Where does the string "this" occur in the entries below? Copy every line where it does.
==== EXTRACTED INFORMATION
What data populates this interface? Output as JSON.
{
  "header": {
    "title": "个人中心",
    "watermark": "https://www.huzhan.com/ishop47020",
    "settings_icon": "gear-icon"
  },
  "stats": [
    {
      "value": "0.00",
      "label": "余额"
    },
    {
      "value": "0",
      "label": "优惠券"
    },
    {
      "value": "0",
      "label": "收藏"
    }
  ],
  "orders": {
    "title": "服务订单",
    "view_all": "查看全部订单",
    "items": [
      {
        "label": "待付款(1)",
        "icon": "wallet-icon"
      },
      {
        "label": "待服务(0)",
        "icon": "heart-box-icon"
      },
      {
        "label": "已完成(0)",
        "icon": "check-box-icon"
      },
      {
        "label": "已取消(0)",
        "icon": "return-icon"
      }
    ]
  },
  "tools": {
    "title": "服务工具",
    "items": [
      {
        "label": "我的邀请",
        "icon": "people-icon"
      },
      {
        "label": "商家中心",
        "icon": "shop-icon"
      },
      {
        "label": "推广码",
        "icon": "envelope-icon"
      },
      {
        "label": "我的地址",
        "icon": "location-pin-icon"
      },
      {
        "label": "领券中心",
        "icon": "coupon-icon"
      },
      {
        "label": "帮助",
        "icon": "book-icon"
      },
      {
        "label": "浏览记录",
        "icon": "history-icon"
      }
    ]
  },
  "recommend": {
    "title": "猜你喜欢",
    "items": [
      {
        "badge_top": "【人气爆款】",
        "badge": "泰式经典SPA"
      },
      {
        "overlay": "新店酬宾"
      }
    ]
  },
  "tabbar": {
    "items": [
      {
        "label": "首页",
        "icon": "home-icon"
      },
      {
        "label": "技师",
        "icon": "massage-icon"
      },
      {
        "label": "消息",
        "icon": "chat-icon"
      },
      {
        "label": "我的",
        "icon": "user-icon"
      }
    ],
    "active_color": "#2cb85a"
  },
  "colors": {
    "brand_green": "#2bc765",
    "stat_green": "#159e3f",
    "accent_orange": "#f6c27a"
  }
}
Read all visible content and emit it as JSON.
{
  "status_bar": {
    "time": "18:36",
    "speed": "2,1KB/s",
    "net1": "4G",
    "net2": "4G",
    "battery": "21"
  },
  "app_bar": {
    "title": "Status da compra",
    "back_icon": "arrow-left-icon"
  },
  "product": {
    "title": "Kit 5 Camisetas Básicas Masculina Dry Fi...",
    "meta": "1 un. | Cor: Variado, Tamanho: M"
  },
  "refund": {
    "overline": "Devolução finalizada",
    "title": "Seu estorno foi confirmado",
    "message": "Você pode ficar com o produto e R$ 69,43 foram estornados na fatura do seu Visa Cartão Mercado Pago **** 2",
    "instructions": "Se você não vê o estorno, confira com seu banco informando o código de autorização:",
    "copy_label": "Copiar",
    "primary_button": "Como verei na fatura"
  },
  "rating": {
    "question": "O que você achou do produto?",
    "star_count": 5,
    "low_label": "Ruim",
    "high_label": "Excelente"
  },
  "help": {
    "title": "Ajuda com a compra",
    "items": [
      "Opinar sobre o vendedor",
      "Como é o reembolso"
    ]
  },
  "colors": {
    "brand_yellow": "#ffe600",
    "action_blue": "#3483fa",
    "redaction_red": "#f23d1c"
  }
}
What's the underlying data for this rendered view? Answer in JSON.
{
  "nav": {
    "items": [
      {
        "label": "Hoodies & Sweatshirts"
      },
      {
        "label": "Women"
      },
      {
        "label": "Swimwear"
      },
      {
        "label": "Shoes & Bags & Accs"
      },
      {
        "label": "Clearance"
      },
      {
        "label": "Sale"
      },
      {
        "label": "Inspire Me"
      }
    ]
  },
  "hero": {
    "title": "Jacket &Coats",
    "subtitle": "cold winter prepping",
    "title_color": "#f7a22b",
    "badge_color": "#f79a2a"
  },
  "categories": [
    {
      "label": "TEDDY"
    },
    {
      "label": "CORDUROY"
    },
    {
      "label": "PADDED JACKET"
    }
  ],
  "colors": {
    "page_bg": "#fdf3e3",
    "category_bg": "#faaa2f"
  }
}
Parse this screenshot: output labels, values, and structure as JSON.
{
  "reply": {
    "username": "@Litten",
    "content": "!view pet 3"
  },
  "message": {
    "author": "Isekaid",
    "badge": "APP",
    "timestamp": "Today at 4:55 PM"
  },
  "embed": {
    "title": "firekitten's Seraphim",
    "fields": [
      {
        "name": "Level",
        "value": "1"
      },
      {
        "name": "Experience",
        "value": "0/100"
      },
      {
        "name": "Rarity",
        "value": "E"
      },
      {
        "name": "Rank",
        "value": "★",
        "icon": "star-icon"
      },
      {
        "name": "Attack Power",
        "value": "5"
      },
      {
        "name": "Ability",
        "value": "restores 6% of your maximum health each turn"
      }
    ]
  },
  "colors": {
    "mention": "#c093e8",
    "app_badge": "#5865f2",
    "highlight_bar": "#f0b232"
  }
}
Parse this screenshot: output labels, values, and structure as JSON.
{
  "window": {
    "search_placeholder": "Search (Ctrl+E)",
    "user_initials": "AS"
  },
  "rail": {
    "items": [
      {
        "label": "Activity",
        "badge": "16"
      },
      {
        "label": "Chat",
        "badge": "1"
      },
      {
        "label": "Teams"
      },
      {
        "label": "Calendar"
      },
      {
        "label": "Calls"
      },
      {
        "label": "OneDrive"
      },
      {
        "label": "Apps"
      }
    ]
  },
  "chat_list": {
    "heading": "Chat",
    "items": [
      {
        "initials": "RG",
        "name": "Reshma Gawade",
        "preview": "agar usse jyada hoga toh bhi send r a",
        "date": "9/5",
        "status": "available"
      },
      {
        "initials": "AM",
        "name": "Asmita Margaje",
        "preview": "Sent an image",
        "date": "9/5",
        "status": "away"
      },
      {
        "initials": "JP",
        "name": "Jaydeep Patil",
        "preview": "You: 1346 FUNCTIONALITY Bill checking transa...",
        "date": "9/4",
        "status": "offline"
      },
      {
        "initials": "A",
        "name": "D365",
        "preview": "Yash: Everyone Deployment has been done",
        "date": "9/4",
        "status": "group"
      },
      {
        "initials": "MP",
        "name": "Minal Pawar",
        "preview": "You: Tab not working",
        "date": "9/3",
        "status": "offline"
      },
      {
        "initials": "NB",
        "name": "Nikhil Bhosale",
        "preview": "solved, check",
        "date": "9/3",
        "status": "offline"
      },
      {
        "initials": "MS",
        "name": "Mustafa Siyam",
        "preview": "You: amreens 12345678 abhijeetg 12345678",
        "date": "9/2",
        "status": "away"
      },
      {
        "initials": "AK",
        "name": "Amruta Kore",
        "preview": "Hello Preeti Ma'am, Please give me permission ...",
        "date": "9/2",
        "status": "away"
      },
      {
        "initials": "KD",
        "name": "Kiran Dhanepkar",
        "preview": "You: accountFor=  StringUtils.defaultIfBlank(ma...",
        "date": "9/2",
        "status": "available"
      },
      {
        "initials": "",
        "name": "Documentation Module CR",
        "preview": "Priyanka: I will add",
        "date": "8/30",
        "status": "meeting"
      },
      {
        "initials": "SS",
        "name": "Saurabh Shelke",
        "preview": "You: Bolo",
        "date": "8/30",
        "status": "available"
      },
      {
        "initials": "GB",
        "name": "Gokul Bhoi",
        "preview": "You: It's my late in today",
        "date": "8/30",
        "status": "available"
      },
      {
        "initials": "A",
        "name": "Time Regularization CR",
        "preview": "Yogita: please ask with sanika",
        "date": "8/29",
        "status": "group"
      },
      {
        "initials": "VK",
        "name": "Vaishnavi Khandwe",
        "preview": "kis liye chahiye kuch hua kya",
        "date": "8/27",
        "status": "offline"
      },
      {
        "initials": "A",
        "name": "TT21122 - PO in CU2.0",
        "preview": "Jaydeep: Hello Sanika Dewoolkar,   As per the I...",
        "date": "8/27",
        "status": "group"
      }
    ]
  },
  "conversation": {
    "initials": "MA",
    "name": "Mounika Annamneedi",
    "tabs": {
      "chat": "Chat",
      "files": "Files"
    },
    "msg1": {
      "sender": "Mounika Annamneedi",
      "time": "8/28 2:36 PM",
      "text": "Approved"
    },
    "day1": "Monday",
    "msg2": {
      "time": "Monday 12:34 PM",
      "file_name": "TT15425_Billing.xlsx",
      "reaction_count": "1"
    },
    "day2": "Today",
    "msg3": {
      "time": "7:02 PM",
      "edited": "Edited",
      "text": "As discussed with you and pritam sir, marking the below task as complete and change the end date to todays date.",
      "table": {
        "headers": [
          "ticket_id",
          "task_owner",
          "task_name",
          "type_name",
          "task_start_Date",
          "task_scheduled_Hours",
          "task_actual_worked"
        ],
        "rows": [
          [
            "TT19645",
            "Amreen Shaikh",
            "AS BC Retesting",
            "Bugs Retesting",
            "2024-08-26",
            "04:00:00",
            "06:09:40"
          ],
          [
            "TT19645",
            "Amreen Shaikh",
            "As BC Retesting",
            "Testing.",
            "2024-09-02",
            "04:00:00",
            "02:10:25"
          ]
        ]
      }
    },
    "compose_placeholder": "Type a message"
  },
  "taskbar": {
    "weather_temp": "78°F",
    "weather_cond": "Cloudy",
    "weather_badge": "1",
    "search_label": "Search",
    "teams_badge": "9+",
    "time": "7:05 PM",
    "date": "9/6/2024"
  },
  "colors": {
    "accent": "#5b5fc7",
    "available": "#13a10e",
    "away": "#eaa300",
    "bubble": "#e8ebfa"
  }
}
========
EXPECTED ANSWER:
What data populates this interface? Output as JSON.
What's the underlying data for this rendered view? Answer in JSON.
Parse this screenshot: output labels, values, and structure as JSON.
Parse this screenshot: output labels, values, and structure as JSON.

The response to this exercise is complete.